Take a vacuum cleaner, put on a small brush nozzle (if you don't have one, you can do without it) and start cleaning the plate. If you don't have a vacuum cleaner but do have a compressed air duster — you can use that. There is an option to test your lungs and simply blow all the debris away. This may not be as efficient, but it will work. The downside of using the latter two methods is the subsequent cleanup of the debris from the table, cupboard, floor, etc. Everything will just scatter around :)
If there's some alcohol (up to 40%) at home, you can drip a few drops into each switch, 2-3 drops should suffice. This is necessary to clear out the dirt that has gotten into the switch. This is especially helpful if you have double clicks or slight stickiness. Make sure to press all the switches after dripping to make sure it works.
Wipe the plate with a damp cotton swab or toothbrush. I use the toothbrush, it does a great job of removing stuck-on dirt and collecting cat hairs that are stuck in the switches (pet owners will definitely understand). I dampened the brush with isopropyl alcohol.

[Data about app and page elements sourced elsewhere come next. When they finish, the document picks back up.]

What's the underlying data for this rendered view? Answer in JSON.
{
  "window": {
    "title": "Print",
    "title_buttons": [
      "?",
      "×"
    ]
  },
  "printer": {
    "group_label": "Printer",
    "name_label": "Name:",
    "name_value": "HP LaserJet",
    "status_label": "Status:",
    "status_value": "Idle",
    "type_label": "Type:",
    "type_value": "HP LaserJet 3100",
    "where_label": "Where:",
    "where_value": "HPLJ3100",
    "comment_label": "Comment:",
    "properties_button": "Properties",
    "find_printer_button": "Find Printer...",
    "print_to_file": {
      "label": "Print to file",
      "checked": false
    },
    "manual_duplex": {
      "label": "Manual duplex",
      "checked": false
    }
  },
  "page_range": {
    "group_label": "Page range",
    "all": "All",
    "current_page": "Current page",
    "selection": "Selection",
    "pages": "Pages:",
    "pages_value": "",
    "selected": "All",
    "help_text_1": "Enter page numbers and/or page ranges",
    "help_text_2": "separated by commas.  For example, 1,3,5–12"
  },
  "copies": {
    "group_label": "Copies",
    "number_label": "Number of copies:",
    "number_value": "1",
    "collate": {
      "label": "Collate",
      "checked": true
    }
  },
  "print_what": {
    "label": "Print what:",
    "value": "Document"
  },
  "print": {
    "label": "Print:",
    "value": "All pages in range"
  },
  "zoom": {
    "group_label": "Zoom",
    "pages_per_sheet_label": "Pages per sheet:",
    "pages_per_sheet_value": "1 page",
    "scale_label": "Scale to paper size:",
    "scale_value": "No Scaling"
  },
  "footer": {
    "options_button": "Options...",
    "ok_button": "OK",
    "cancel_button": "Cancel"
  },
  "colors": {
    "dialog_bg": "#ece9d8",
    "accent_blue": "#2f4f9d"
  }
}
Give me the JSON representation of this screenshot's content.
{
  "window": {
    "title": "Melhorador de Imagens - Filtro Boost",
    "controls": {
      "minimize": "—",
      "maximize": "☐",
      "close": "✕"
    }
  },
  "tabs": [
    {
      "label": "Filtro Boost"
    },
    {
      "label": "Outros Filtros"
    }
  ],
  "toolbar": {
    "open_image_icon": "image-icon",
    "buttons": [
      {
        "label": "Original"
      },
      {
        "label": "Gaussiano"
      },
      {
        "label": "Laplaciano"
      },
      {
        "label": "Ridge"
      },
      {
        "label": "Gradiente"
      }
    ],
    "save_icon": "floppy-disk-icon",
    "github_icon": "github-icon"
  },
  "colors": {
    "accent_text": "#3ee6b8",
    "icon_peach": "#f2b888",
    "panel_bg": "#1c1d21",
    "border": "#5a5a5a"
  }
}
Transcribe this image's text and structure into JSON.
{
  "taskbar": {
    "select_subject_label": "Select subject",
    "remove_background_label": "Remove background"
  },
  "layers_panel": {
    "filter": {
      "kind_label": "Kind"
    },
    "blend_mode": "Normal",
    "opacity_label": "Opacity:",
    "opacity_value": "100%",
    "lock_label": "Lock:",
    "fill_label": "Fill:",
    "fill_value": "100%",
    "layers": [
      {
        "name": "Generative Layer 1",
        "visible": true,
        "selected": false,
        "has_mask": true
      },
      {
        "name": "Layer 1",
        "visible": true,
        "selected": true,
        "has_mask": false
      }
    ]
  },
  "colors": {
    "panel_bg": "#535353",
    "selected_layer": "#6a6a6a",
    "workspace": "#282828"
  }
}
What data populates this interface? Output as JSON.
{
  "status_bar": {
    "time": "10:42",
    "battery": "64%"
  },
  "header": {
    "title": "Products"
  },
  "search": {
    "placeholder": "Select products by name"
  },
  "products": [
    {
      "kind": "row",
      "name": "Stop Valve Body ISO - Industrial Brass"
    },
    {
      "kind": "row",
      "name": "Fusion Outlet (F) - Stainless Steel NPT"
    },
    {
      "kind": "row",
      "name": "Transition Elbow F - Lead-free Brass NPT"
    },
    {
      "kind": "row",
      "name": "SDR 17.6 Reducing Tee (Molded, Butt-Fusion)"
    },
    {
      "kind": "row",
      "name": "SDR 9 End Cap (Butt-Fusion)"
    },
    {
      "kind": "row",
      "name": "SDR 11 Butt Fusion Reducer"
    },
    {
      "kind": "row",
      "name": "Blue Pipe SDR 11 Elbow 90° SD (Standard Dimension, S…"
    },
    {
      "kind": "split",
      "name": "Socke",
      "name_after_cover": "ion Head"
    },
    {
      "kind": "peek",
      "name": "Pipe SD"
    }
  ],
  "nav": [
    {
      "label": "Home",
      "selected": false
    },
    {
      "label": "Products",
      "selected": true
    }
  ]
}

WARNING! If your switches have a transparent part, the use of isopropyl alcohol will be at your own risk — polycarbonate may crack and break apart. To avoid damaging the switches, you can dilute the alcohol with distilled water or use vodka. A glass cleaning solution also works very well.
Don't forget about the case as well. All the same: water, cloth/sponge and detergent, if necessary.
After all the procedures, the keycaps need to be dried perfectly, so that the water does not accidentally get into the switch itself. Lay them out on a napkin and let them dry. If you put them on a radiator or direct a fan at them, the drying will go much faster.
Personally, I just wiped them with a cloth and "blew out" all the water from the underside of the keycaps. It takes longer, but it's more familiar to me.
Put the dried keycaps back on the keyboard and enjoy the result. Everything is simple and easy. The main thing is not to forget that keyboards often break due to dirt.
If there are stains that can't be cleaned with detergent, you can try wiping them with alcohol, but there are exceptions: ABS plastic, case/keycaps, plate. PBT plastic with impurities, case/keycaps, plate. You can wipe off the top layer and it will look very ugly. Therefore, if you are in doubt — it's not worth the risk. Or dilute the alcohol well with water.
And now a little bit of advertising. We have a preventive keyboard cleaning service. In general, we do exactly the same thing, but for a fee. If you are too lazy, come to us :)